Serves: Makes ~2 medium loaves
Preparation and cooking time: ~3 hours
Calories: ~87 per slice
Hi everyone! For those of you who saw the photo I posted recently on my Facebook page and now wonder where the post is – fear not, I’m posting that shortly. It’s coming up in my next update in fact, but I wanted to post it on a specific day, and when you read my next installment you’ll understand why. For now though, you get to join me in my latest adventures with vegetable bread! I decided that these breads were too fun to not write about. Ever since my pumpkin bread post (real bread too… not this quick stuff) I’ve found the idea of different veggies in the breads very enticing, and while I had considered writing just the one, original post, as I try different vegetables (and perhaps fruits too one day), I thought that it would be very fun to show you the results from each attempt and evaluate each one, as the flavours and colours can vary so wildly. I do apologise if you find my incessant babbling on vegetable bread boring – there will likely be quite a few posts on the topic over the coming months, or even years. I’m an avid bread lover and could pretty much live off the stuff, but if you hate it, or get annoyed with my little series on the stuff don’t feel bad about skipping over these posts.
So, here we are today with beetroot. Loved by some, hated by others, I thought beetroot (or beets as they’re known to some) would be a wonderful thing to try inside bread. It has such a rich colour and delicate sweetness and I was eager to see how that would translate into a loaf. Well – the results were pleasing. Beetroot-haters – fear not, I think you can eat this bread without a care. The final flavour is not “beety” at all. The bread retains a slight sweetness, and a gorgeous earthy, almost malted, flavour. The colour of the bread is surprisingly “normal”, considering the pinkish hue of the dough – I was almost disappointed to see that it hadn’t kept on such a rich colour – only a slightly pink tinge to it – and it makes me wonder how other vegetables will fare: broccoli for example. Will it remain green or simply turn brown?

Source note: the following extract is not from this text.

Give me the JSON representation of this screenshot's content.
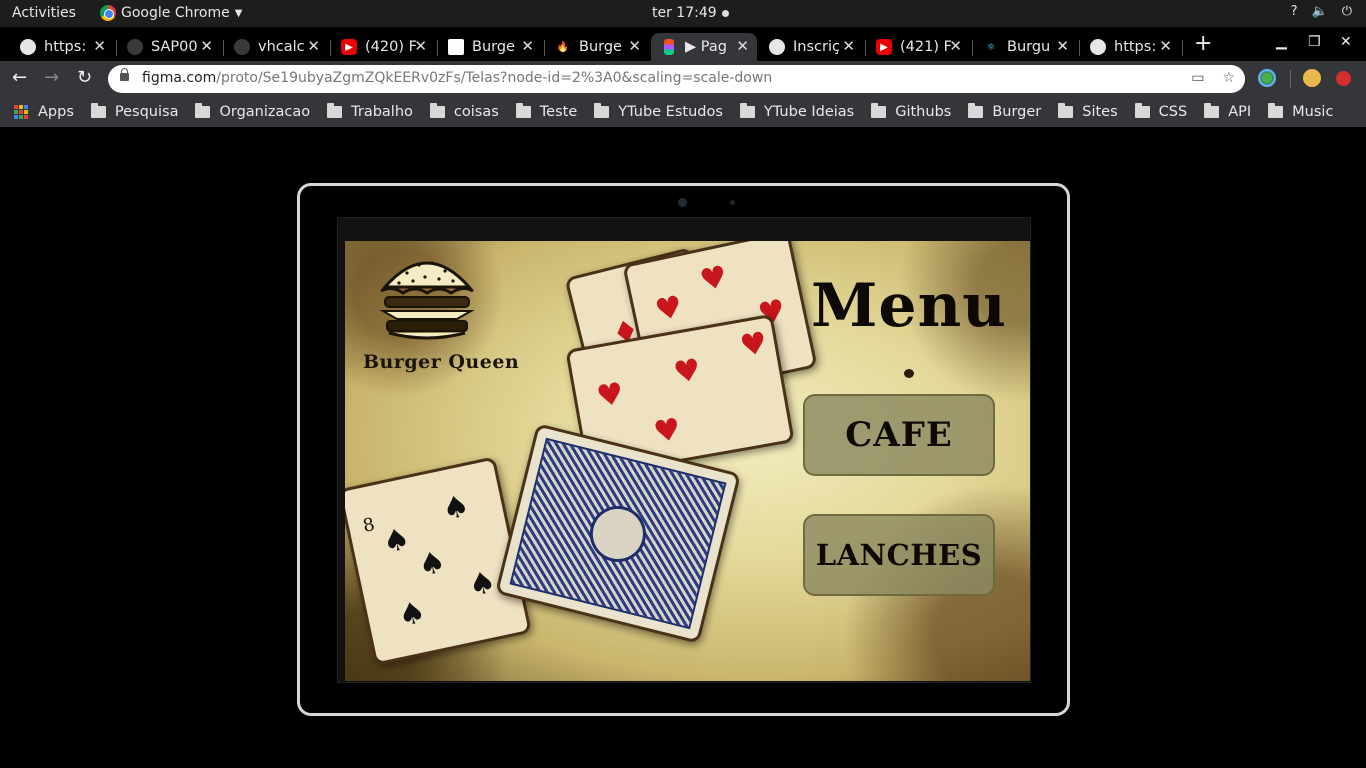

I originally used a little too much yeast. I was concerned that the beetroot purée, which was very thick, might cause problems with the raising of the dough. As a result the bread was a little yeasty in flavour, although the purée made no impact on the raising process, and I’ve corrected the amount in the ingredients below. The texture of the finished bread was surprising too. It was very springy and airy – much more so than the pumpkin bread before.
I never got around to it as bread seems to vanish in my house, but this is the perfect kind of bread to make a sandwich out of. Nice bit of roast beef, some horseradish sauce, lettuce, sliced tomato, and some slices of decent cheddar – the flavours would complement each other very well. Anyway – I’ll be back in a few days with something yummy and I wish you all an excellent remainder of the week!
- 500g plain Flour
- ~400g Beetroot, boiled until soft and then puréed
- 3tbsps Olive Oil
- ~20g Dried Yeast
- 2tbsps Sugar
- 2tsps Salt
You will also need
- An Immersion Blender
- If your yeast is not quick acting, then start off by placing the yeast into a bowl. Add in a couple of tablespoons of beetroot purée and a few tablespoons of warm water and mix together well. Set aside for 15 minutes until the yeast mixture starts to foam on top. If you’re using quick acting yeast then you can add the yeast directly into the flour and thus skip this step.
- Place the flour, sugar, salt, and olive oil (and the yeast if you’re using quick acting yeast) into a large bowl and blend together well using a balloon whisk. Make a well in the centre and pour in the beetroot purée, which should ideally be slightly warm, and the prepared yeast, if you followed step 1. Mix well with a wooden spoon. You should have a manageable dough but if for any reason the dough is very dry or wet, don’t hesitate to add additional water or flour to correct it. Once you have a good dough, turn out onto a floured surface and knead well for a good 10 minutes before returning to the bowl. Cover with a clean cloth and leave in a warm place for 1 – 1.5 hours to rise.
- Once the dough has risen once, punch it down and turn out of the bowl. Divide into two and form loaves with the dough portions. Slash the tops with a sharp knife and cover once more. Allow to rise again for 45 – 60 minutes, and meanwhile preheat your oven to 220 degrees Celsius. Carefully transfer the risen loaves into the hot oven and bake for 20 – 25 minutes, until they are crusty and sound hollow when tapped on the bottom. Allow to cool and enjoy!